*** The input ***
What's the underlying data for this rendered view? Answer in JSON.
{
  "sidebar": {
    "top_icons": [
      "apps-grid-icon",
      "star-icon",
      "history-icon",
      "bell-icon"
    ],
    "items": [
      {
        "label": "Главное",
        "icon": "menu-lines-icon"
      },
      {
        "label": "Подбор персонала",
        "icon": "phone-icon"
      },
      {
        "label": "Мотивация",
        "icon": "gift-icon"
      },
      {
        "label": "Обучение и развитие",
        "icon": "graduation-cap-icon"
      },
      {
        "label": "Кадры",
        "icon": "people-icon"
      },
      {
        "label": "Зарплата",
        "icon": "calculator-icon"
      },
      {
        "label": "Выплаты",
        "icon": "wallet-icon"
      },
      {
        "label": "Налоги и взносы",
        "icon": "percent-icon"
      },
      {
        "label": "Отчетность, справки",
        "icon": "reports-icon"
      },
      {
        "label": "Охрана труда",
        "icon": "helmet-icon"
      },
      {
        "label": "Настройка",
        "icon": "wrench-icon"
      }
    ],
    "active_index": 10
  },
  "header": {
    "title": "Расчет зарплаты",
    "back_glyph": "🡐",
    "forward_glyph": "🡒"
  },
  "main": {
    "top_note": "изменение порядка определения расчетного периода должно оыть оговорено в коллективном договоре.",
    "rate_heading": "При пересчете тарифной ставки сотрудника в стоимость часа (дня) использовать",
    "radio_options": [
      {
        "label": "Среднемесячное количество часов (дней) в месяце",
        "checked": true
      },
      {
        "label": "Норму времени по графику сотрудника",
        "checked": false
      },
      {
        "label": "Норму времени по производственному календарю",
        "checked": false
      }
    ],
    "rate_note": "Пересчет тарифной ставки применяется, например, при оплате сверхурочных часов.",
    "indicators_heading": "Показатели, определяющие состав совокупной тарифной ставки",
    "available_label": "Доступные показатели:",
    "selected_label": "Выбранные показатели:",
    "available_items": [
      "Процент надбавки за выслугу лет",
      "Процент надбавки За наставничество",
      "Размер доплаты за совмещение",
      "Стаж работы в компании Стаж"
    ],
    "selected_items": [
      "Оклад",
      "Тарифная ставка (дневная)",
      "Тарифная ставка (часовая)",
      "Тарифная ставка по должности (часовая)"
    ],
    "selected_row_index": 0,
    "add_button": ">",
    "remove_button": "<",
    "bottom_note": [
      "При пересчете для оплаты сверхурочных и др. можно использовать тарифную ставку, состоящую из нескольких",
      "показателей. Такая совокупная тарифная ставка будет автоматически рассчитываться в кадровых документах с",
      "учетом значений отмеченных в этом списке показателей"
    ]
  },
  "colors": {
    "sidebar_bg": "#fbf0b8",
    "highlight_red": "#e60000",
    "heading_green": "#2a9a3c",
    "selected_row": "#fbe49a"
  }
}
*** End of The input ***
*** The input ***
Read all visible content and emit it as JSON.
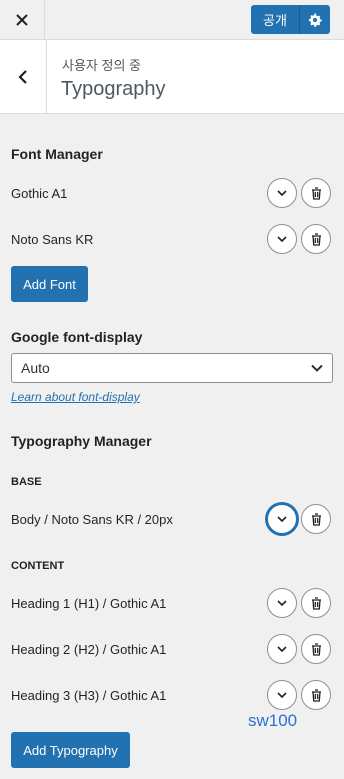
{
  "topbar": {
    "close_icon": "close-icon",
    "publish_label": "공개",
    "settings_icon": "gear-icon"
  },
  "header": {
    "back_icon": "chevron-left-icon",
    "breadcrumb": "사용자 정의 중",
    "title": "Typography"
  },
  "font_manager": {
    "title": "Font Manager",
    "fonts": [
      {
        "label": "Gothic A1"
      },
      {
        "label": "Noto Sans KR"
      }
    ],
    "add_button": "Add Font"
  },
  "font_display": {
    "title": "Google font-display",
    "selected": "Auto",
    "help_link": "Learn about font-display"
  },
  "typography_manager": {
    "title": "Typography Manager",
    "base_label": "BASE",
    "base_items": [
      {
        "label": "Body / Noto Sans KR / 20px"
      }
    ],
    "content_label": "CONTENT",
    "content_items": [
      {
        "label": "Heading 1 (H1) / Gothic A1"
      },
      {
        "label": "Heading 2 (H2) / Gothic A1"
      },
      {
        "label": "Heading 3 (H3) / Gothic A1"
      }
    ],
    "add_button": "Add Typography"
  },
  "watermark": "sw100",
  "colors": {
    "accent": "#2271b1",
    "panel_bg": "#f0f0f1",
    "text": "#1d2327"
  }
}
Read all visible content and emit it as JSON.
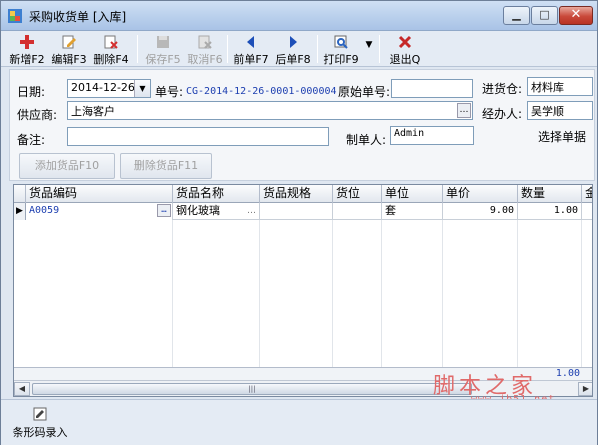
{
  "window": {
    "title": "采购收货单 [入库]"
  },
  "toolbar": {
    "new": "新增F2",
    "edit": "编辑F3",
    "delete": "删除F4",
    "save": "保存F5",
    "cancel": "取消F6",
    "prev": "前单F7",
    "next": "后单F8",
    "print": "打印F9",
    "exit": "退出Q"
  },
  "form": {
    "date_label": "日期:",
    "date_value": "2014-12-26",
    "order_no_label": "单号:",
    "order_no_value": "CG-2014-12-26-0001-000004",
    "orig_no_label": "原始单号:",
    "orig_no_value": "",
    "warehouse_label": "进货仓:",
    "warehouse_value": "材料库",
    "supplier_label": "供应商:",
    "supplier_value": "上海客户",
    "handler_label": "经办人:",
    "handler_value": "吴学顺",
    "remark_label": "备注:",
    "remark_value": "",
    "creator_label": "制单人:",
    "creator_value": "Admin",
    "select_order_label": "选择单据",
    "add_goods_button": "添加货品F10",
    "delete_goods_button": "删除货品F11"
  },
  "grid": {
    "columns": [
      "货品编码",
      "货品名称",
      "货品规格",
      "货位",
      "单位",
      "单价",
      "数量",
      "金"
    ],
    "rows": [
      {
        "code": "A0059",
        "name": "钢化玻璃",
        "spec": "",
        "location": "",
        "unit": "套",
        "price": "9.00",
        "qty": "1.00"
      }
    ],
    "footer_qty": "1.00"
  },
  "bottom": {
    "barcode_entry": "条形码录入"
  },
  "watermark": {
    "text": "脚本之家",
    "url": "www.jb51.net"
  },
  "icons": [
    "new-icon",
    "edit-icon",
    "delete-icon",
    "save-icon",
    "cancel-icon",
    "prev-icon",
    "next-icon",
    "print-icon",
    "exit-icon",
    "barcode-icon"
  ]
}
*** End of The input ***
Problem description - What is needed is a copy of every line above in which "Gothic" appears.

Problem solution -
        "label": "Gothic A1"
        "label": "Heading 1 (H1) / Gothic A1"
        "label": "Heading 2 (H2) / Gothic A1"
        "label": "Heading 3 (H3) / Gothic A1"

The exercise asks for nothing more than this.